* Required work
Tally every line of the listing where the string "time" is found, and state the total alone.
━━━━
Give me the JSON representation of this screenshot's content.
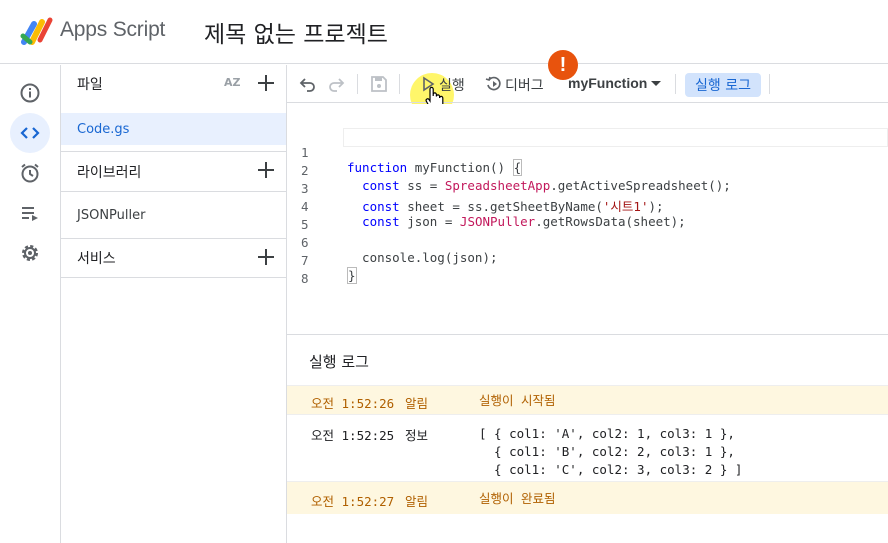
{
  "header": {
    "app_name": "Apps Script",
    "project_title": "제목 없는 프로젝트"
  },
  "rail": {
    "items": [
      "info-icon",
      "code-icon",
      "alarm-icon",
      "executions-icon",
      "settings-icon"
    ],
    "active": "code-icon"
  },
  "files_panel": {
    "title": "파일",
    "sort_label": "AZ",
    "files": [
      {
        "name": "Code.gs",
        "active": true
      }
    ],
    "libraries_title": "라이브러리",
    "libraries": [
      {
        "name": "JSONPuller"
      }
    ],
    "services_title": "서비스"
  },
  "toolbar": {
    "run_label": "실행",
    "debug_label": "디버그",
    "function_select": "myFunction",
    "exec_log_label": "실행 로그",
    "warning_badge": "!"
  },
  "editor": {
    "lines": [
      {
        "n": "1",
        "text": "function myFunction() {"
      },
      {
        "n": "2",
        "text": "  const ss = SpreadsheetApp.getActiveSpreadsheet();"
      },
      {
        "n": "3",
        "text": "  const sheet = ss.getSheetByName('시트1');"
      },
      {
        "n": "4",
        "text": "  const json = JSONPuller.getRowsData(sheet);"
      },
      {
        "n": "5",
        "text": ""
      },
      {
        "n": "6",
        "text": "  console.log(json);"
      },
      {
        "n": "7",
        "text": "}"
      },
      {
        "n": "8",
        "text": ""
      }
    ]
  },
  "log": {
    "title": "실행 로그",
    "rows": [
      {
        "time": "오전 1:52:26",
        "level": "알림",
        "message": "실행이 시작됨",
        "type": "notice"
      },
      {
        "time": "오전 1:52:25",
        "level": "정보",
        "message": "[ { col1: 'A', col2: 1, col3: 1 },\n  { col1: 'B', col2: 2, col3: 1 },\n  { col1: 'C', col2: 3, col3: 2 } ]",
        "type": "info"
      },
      {
        "time": "오전 1:52:27",
        "level": "알림",
        "message": "실행이 완료됨",
        "type": "notice"
      }
    ]
  },
  "colors": {
    "accent": "#1967d2",
    "active_bg": "#e8f0fe",
    "notice_bg": "#fef7e0",
    "warning": "#e8530d",
    "highlight": "#fff550"
  }
}
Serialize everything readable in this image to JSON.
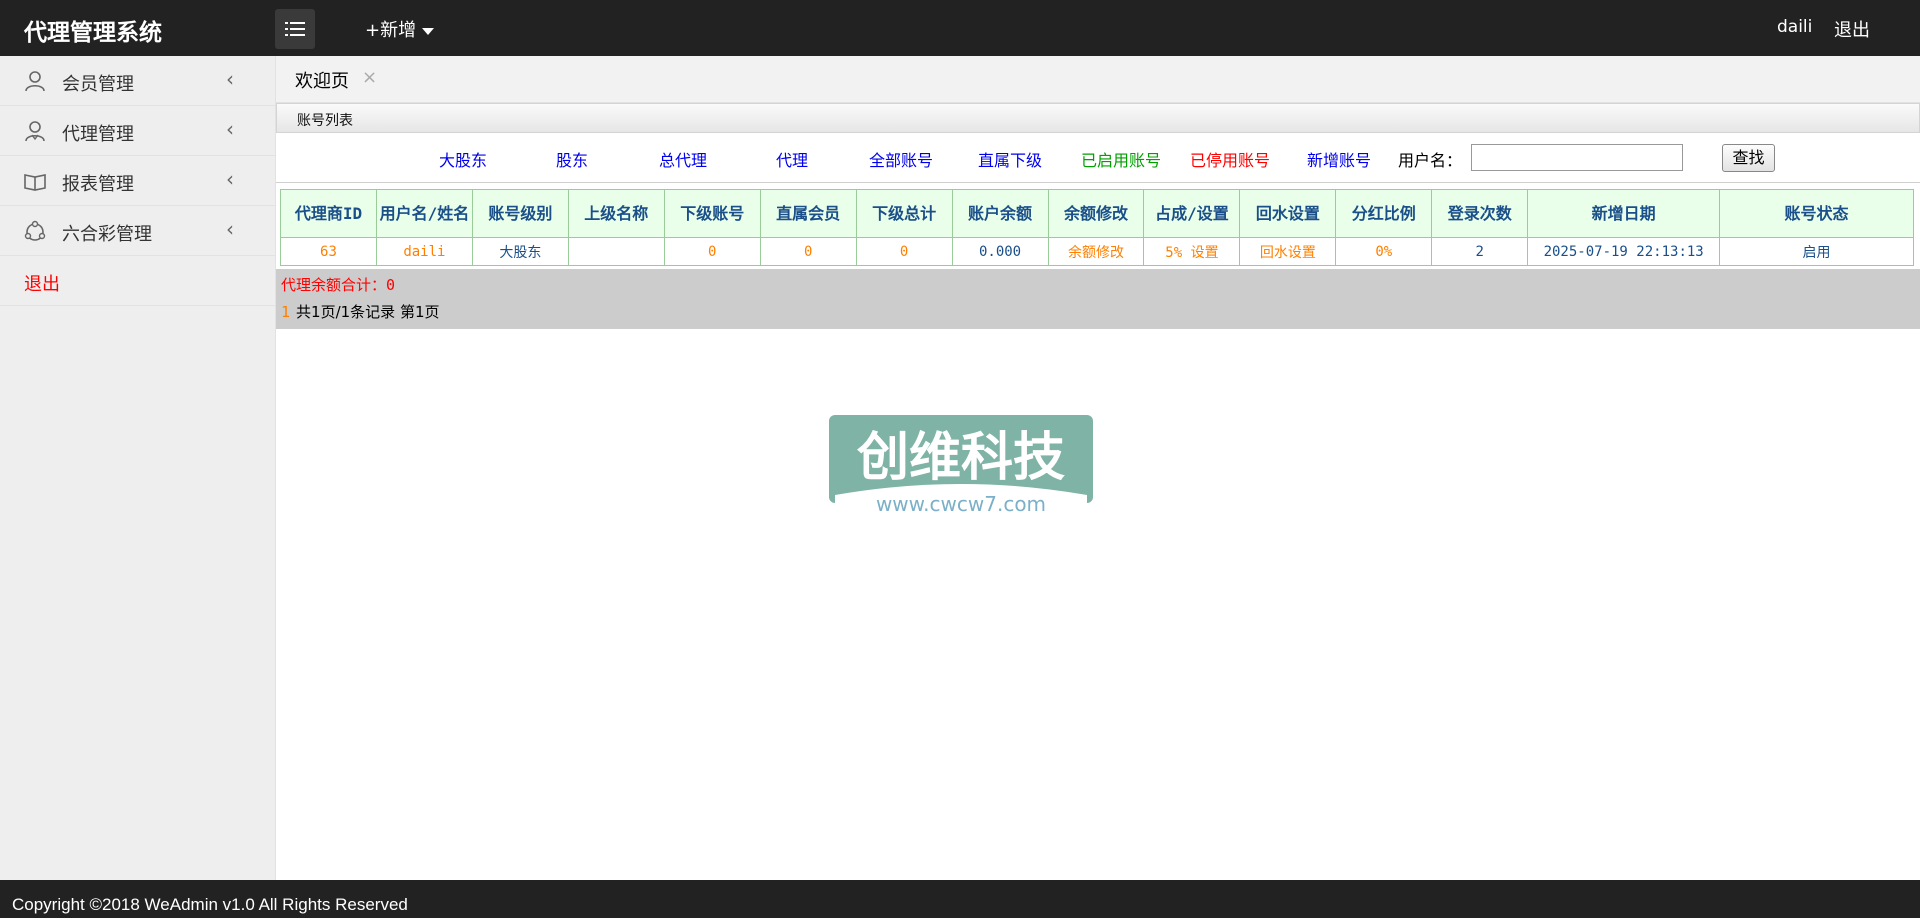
{
  "app": {
    "title": "代理管理系统",
    "add_new": "+新增",
    "user": "daili",
    "logout": "退出"
  },
  "sidebar": {
    "items": [
      {
        "label": "会员管理",
        "icon": "user-icon"
      },
      {
        "label": "代理管理",
        "icon": "agent-icon"
      },
      {
        "label": "报表管理",
        "icon": "report-icon"
      },
      {
        "label": "六合彩管理",
        "icon": "lottery-icon"
      }
    ],
    "logout": "退出"
  },
  "tabs": [
    {
      "label": "欢迎页",
      "close": "×"
    }
  ],
  "panel": {
    "title": "账号列表"
  },
  "filters": {
    "links": [
      "大股东",
      "股东",
      "总代理",
      "代理",
      "全部账号",
      "直属下级",
      "已启用账号",
      "已停用账号",
      "新增账号"
    ],
    "username_label": "用户名：",
    "username_value": "",
    "search_label": "查找"
  },
  "table": {
    "headers": [
      "代理商ID",
      "用户名/姓名",
      "账号级别",
      "上级名称",
      "下级账号",
      "直属会员",
      "下级总计",
      "账户余额",
      "余额修改",
      "占成/设置",
      "回水设置",
      "分红比例",
      "登录次数",
      "新增日期",
      "账号状态"
    ],
    "rows": [
      [
        "63",
        "daili",
        "大股东",
        "",
        "0",
        "0",
        "0",
        "0.000",
        "余额修改",
        "5% 设置",
        "回水设置",
        "0%",
        "2",
        "2025-07-19 22:13:13",
        "启用"
      ]
    ]
  },
  "summary": {
    "balance_total": "代理余额合计：0",
    "page_num": "1",
    "page_info": "共1页/1条记录 第1页"
  },
  "watermark": {
    "main": "创维科技",
    "url": "www.cwcw7.com"
  },
  "footer": {
    "copyright": "Copyright ©2018 WeAdmin v1.0 All Rights Reserved"
  },
  "colors": {
    "topbar": "#222222",
    "sidebar": "#eeeeee",
    "link": "#0000ee",
    "enabled": "#00a000",
    "disabled": "#ff0000",
    "cell": "#ff8000",
    "header_text": "#1a4f8a",
    "header_bg": "#eaffea"
  }
}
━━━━
* Worked solution
3